EXERCISE BRIEF: The only thing to send back is the number of lines below that hold the string "Work".
::::
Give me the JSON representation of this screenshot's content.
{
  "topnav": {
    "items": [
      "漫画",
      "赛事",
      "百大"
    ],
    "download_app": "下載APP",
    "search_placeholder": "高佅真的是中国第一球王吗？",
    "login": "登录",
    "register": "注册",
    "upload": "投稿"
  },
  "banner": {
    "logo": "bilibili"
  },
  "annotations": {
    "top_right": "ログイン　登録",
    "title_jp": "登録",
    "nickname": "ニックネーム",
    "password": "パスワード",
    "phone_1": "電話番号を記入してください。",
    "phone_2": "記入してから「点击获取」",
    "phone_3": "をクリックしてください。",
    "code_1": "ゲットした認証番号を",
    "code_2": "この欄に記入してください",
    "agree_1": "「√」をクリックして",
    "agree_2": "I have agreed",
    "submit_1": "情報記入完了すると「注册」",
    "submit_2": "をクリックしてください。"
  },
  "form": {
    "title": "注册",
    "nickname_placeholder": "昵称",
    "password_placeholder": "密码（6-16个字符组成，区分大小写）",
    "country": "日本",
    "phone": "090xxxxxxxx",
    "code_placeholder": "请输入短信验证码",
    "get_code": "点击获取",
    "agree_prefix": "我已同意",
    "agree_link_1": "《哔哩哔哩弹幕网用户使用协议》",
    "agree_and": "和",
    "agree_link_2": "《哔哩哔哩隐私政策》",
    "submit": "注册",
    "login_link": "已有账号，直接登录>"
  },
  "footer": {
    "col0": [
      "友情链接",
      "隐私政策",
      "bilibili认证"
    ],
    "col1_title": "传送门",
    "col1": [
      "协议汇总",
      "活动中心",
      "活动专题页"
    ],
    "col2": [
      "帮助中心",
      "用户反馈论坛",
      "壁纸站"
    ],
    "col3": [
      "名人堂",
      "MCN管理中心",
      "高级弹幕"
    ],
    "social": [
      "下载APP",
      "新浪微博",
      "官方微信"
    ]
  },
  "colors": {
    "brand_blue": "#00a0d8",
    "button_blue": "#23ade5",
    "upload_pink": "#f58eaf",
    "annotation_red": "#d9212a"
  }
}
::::
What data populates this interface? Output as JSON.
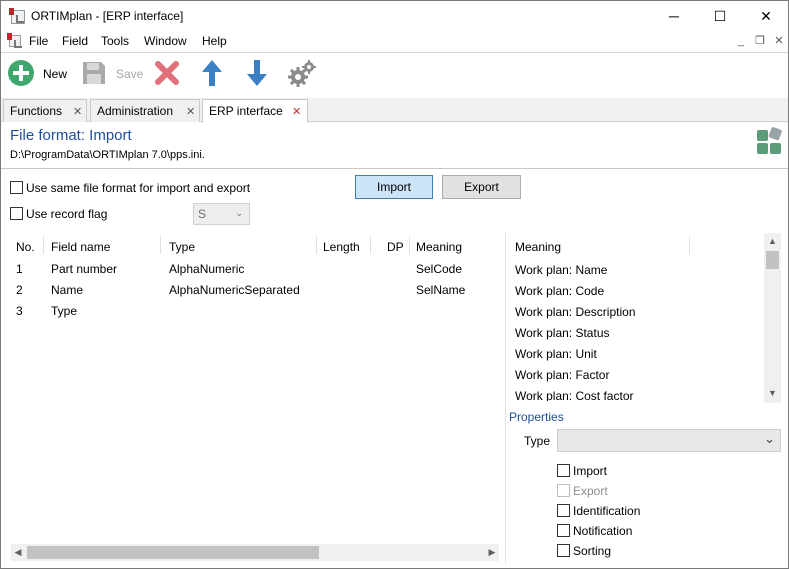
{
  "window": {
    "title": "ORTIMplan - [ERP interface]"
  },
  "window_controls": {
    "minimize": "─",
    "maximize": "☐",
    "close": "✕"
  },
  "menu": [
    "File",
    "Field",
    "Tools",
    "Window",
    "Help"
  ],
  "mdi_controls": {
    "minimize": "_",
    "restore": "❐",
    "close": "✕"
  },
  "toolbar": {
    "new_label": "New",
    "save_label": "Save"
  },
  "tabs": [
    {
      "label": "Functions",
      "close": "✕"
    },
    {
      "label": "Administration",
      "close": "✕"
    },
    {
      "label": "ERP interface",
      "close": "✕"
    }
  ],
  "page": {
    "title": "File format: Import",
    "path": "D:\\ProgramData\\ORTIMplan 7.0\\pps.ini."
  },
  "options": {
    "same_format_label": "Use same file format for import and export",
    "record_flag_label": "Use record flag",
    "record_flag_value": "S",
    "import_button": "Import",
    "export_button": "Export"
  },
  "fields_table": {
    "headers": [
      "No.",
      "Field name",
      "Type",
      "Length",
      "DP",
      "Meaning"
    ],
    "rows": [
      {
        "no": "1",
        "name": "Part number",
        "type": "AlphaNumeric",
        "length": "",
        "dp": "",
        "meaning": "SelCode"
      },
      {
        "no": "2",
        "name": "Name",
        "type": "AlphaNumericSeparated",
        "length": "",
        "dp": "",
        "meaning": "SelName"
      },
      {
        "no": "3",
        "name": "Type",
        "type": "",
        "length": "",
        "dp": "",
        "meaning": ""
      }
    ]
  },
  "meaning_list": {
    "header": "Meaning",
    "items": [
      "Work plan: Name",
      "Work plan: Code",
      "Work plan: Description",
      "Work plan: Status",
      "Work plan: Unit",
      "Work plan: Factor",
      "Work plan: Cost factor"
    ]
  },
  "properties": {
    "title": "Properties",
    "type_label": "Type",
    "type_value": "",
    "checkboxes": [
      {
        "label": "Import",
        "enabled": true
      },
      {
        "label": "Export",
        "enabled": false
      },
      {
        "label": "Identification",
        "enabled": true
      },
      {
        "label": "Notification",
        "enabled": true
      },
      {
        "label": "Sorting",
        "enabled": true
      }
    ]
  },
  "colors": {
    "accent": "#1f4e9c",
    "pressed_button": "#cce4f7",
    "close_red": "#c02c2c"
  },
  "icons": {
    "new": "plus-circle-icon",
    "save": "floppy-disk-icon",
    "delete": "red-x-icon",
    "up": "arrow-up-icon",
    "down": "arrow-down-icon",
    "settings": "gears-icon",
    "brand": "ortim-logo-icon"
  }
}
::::
OUTPUT OF THE TASK: 7